_WHAT THE TASK REQUIRES_: In the entries below, find the string "icon" and return each line holding it.
[[ RECORDS PROVIDED, beginning ]]
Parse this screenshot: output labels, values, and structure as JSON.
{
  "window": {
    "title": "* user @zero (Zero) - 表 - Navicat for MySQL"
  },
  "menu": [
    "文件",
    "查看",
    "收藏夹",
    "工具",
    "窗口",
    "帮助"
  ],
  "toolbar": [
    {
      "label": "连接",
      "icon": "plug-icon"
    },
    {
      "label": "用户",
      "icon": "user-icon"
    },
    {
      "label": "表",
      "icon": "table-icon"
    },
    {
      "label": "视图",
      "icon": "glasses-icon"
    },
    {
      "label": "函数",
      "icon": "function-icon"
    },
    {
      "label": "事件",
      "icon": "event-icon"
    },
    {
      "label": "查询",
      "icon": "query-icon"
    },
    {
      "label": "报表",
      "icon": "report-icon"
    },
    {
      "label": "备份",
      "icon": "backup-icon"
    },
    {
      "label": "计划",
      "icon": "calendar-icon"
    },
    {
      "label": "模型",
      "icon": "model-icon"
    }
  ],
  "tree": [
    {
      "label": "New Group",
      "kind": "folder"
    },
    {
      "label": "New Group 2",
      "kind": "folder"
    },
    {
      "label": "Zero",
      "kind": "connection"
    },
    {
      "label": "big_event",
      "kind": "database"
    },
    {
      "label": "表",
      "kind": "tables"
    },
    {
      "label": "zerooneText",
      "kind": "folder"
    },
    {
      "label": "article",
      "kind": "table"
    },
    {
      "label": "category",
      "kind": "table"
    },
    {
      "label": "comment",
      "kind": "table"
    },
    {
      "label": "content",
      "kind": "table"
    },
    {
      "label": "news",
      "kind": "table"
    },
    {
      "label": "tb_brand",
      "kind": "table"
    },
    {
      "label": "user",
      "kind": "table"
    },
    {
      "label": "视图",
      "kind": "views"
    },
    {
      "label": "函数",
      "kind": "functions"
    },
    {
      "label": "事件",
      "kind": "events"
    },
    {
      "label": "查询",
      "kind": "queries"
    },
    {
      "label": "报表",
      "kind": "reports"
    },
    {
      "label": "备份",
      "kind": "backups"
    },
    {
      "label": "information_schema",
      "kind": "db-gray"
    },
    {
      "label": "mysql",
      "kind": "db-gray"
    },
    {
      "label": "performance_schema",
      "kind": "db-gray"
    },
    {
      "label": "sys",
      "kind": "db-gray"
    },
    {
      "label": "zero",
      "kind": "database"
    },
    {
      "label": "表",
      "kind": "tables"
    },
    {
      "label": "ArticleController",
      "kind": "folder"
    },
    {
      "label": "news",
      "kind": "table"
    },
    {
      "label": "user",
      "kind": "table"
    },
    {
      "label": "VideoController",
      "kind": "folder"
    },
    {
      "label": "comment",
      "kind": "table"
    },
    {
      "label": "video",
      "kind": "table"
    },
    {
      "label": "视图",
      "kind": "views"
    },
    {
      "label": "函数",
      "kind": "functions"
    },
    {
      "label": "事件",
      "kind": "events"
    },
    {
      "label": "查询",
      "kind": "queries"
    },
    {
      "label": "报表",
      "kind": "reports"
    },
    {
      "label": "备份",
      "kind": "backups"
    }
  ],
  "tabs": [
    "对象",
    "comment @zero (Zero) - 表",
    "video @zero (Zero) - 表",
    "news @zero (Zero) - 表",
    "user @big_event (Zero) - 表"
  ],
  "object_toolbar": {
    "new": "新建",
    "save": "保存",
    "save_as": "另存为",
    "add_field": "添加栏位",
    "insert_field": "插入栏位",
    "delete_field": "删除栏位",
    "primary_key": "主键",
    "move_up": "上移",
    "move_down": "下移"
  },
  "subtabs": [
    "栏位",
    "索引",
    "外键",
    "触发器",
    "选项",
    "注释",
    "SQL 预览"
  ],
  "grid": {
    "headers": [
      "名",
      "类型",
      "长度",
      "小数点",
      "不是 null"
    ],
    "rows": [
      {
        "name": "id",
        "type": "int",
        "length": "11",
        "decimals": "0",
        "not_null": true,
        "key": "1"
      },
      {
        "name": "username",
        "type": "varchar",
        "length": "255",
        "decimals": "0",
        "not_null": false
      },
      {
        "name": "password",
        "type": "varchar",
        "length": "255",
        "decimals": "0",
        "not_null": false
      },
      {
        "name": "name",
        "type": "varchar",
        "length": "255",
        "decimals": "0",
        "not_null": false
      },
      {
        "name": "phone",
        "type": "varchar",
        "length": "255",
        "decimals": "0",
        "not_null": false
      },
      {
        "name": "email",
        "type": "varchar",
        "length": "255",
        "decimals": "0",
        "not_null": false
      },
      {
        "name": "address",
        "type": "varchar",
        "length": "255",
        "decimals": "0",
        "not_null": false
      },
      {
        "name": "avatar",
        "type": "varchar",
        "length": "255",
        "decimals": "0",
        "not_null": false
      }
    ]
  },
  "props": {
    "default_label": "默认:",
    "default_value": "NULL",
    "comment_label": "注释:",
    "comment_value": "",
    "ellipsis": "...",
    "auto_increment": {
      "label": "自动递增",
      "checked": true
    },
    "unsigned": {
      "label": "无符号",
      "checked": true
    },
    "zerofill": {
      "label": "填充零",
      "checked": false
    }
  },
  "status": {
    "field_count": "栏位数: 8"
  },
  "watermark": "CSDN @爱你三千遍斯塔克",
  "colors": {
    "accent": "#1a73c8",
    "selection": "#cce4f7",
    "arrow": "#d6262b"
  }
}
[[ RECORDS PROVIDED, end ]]
_TASK OUTPUT_:
      "icon": "plug-icon"
      "icon": "user-icon"
      "icon": "table-icon"
      "icon": "glasses-icon"
      "icon": "function-icon"
      "icon": "event-icon"
      "icon": "query-icon"
      "icon": "report-icon"
      "icon": "backup-icon"
      "icon": "calendar-icon"
      "icon": "model-icon"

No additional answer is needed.